Martha Black’s floral exhibit helped dispel misconceptions of the Yukon as a barren land, frozen, hostile and unpromising. The changes Black made to the landscape of the Commissioner’s Residence likewise reflected a combination of her political and aesthetic sensibilities.
Black expanded the foundation plantings and beds lining the boardwalks and pathways surrounding the official residence. The gardens overflowed with luxurious drifts of colour, giving the home an air of grandeur and stability that belied the territory’s waning fortune.
A 1914 seed order compiled by the Black’s gardener includes popular cottage garden varieties such as shasta daisies, delphiniums and California poppies, as well as more showy items like the giant castor bean plant.

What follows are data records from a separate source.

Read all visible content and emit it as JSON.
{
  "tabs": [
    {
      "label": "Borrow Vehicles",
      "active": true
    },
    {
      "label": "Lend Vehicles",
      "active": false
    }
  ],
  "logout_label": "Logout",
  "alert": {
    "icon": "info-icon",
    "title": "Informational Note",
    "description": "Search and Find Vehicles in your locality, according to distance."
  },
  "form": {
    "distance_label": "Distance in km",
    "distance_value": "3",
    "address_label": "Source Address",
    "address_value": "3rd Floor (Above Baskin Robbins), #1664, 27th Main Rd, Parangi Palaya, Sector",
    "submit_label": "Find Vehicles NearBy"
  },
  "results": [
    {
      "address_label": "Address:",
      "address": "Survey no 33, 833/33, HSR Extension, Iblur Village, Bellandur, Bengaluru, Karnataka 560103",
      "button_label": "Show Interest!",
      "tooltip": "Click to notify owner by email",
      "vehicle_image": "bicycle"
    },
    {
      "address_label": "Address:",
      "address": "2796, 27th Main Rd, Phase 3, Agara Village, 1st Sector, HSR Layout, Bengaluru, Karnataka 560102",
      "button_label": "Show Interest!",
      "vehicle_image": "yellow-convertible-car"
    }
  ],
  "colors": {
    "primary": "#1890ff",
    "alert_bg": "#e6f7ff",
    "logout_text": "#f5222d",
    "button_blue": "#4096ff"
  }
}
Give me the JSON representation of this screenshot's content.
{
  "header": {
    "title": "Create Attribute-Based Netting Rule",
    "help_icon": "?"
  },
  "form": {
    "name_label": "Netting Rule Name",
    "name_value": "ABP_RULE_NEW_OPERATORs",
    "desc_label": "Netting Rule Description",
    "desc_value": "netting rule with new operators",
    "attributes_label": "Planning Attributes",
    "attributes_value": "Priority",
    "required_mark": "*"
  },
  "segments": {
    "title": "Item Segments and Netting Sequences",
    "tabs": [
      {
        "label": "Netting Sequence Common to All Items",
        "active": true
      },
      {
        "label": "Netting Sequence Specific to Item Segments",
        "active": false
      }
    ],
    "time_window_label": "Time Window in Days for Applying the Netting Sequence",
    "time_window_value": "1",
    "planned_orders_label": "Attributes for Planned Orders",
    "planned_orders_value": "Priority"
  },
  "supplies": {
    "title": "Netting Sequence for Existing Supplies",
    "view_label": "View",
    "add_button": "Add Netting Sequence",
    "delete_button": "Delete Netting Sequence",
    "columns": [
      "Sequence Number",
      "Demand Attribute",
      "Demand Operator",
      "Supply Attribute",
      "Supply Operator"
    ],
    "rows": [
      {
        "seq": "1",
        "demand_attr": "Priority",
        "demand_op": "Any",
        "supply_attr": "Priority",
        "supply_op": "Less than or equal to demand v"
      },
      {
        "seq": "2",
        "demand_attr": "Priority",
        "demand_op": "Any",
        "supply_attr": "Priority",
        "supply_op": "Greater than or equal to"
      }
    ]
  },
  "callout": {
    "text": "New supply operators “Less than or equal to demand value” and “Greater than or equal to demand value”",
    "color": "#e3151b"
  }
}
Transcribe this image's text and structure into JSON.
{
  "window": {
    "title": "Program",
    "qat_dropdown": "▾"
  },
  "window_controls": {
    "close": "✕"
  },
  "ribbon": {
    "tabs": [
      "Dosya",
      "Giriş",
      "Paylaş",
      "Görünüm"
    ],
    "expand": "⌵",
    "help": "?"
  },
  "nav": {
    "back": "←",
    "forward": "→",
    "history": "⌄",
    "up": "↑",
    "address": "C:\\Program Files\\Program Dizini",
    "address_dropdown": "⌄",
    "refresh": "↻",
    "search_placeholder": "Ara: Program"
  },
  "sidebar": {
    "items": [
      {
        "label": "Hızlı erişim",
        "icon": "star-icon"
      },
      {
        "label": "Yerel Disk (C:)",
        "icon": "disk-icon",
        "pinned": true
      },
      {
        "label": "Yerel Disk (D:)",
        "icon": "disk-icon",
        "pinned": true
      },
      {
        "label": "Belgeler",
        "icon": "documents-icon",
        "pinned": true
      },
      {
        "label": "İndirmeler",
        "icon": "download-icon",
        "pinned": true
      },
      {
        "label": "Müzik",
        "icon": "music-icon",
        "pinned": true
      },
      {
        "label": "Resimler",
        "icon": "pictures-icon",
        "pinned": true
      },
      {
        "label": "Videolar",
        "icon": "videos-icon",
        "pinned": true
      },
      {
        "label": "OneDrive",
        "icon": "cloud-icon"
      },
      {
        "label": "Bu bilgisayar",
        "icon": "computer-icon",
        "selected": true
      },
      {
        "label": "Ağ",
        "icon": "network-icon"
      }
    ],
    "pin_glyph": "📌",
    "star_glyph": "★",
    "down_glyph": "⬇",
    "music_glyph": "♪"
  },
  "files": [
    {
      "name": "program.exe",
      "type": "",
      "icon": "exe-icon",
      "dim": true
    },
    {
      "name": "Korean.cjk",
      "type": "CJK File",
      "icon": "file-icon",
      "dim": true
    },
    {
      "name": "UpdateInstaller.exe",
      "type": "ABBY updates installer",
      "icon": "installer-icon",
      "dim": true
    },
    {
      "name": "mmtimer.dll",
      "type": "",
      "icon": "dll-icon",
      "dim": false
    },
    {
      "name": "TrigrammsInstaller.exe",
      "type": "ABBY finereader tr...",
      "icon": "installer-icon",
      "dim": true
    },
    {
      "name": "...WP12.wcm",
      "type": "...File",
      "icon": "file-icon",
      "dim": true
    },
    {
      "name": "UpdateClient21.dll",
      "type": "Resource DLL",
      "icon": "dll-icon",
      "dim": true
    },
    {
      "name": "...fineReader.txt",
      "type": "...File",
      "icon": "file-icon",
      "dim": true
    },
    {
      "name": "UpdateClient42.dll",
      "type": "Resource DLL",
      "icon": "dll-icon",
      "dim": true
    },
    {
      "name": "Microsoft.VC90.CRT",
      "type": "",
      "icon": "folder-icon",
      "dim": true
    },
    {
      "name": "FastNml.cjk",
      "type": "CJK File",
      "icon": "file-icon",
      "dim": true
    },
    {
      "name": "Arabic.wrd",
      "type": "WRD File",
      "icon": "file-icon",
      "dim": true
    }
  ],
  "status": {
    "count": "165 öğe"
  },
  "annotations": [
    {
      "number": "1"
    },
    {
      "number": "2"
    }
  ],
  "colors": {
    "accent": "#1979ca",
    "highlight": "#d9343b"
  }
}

Special trees, including a ponderosa lemon, and an otaheite orange were also ordered for the greenhouse.
Martha Black incorporated perennials into her garden as well, wintering some outside and starting others in the greenhouse.
“We transplanted [bulbs] never later than 24th May, and soon the place was a riot of colour, with hundreds of daffodils, tulips, irises, jonquils, lilies of the valley, and even the old-fashioned bleeding heart,” Black wrote in her memoirs.
Black also noted that her pansies were particularly impressive,”growing to abnormal size, many four inches across.”
Pictures from the Black era show the Commissioner’s Residence looking very festive indeed, with nasturtiums clamouring up the verandah pillars, hanging baskets suspended from the balcony, and a porch crowded with houseplants soaking up the Yukon summer. Others pictures show smartly dressed visitors lounging on lawn furniture or dancing on the verandah.
The Black residence established a social standard for the rest of Dawson to aspire to. For a town anxious to shed its reputation as a cesspool of gambling and sin, neatly kept gardens were an important symbol of civility and morality for visitors and locals alike.
“Dawson had something to be proud of with one of the most gifted and charming women in the country to act as chatelaine,” commented one former visitor to the Black residence. “A visit to Government House was a trip into another country as far as the rest of us were concerned and did much to keep up our morale.”
Gardening is still a very popular pastime in Dawson today, and the sentiments of the Black era reverberate strongly in contemporary, non-profit projects such as Communities in Bloom.
Every year between July and August, out-of-territory judges arrive in Dawson to evaluate the community’s gardens, both public and private. Participation is intended to be self-rewarding, with the community benefitting from increased civic pride, community involvement, decreased vandalism, better property values, and improved tourism and marketing opportunities.
Martha Black would have approved.
“Let not the traveler remain away to scoff because we are in the Arctic regions,” she wrote in a promotional piece for the Dawson Daily News in 1909, “but let him come to be conquered alike by the magnificence of our scenery, the vastness of this golden territory, and the beauty and charm of our floral offerings.”